There are two ways to get your medical expenses paid after a car crash and before you sue the at fault driver.
If you have a health plan through your or your spouse’s work, then obtain the application forms, fill out your form, have your doctor fill out the medical form, and submit the forms to the health plan provider. Ask for a copy of the benefits booklet and read it so that you know what you can claim, as nobody will tell you unless you ask. If you have it, a private health plan is the best source of money to pay for medical expenses.
If you have WCB coverage for the crash, then the WCB pays for your medical expenses.
If you were a passenger, or if you were a pedestrian struck by a vehicle, then (in non-WCB cases) you can access the “Section B” No-Fault Benefits coverage of the relevant vehicle’s insurance policy. This policy is written in archaic language and is difficult to understand.
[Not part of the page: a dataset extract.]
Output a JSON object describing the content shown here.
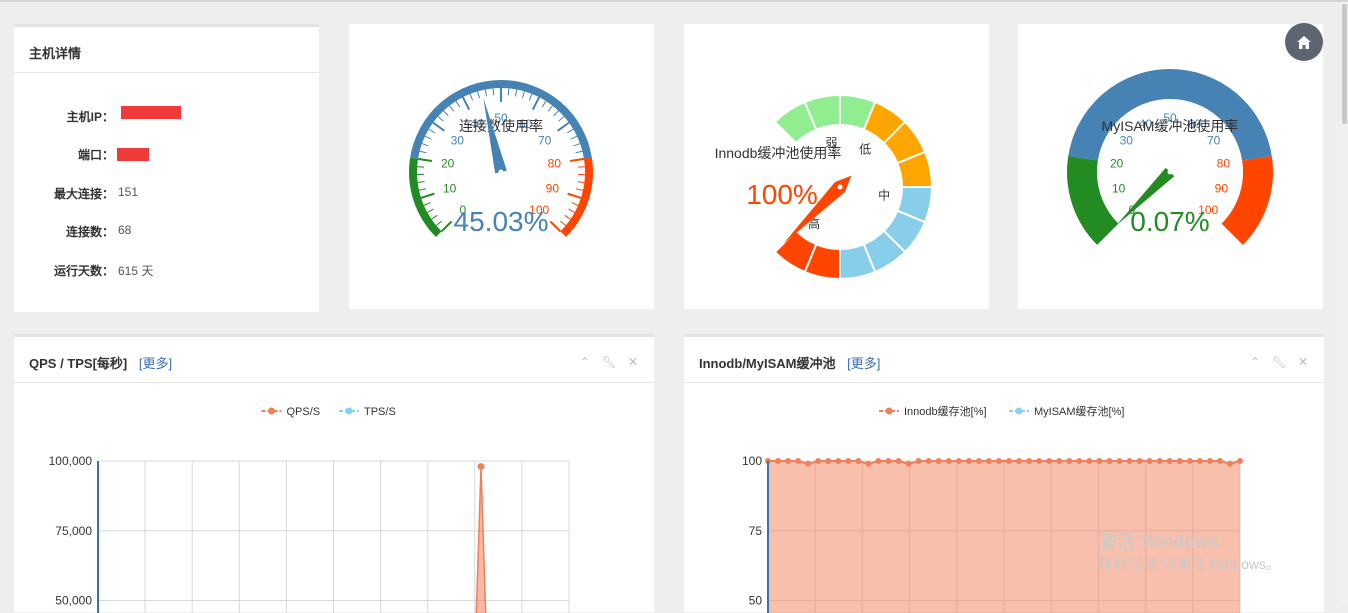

We highly recommend that if you have any questions on what you are entitled to, or about who pays what, that you call the Alberta Government Superintendent of Insurance Compliance Officer at 310-0000 and then (780) 427-8322. The compliance officer is happy to help you and can issue fines against an insurance company that is not paying what they are supposed to pay.
Section B Benefits should cover your medical expenses incurred within two years of the crash up to a maximum of $50,000, subject to some exclusions and monetary limits. This is a complex insurance policy, and you may need the assistance of the compliance officer to figure it out.
If you cannot pay for your necessities of life and your treatment costs, then you or your lawyer can ask the at fault driver’s insurance company for an Insurance Act section 581 advance. This is voluntary, although on the right facts, a court application can be brought to compel the at fault driver’s insurer to provide an advance payment.
For any medical expenses that are not paid up front from these sources, and if you sue the at fault driver before the limitation period to sue runs out, then at the end of the law suit the insurer for the at fault driver will reimburse you for any reasonably incurred medical expenses that you prove are caused by the crash.
It is important to track your expenses, and to track which expenses or portions of expenses have been reimbursed to you and by whom, so that you can claim the unpaid expenses from the at fault insurer at the end of the lawsuit.
If there are no private benefits or if two years have passed since the crash, then an application can be made to the Motor Vehicle Accident Claim Fund for a loan for treatment costs. This is difficult to get, but is made on occasion.
Give us a call at (403) 250-7100 and let us see if we can help you.
Article by Walter W. Kubitz, Q.C., a personal injury lawyer in Calgary, Alberta.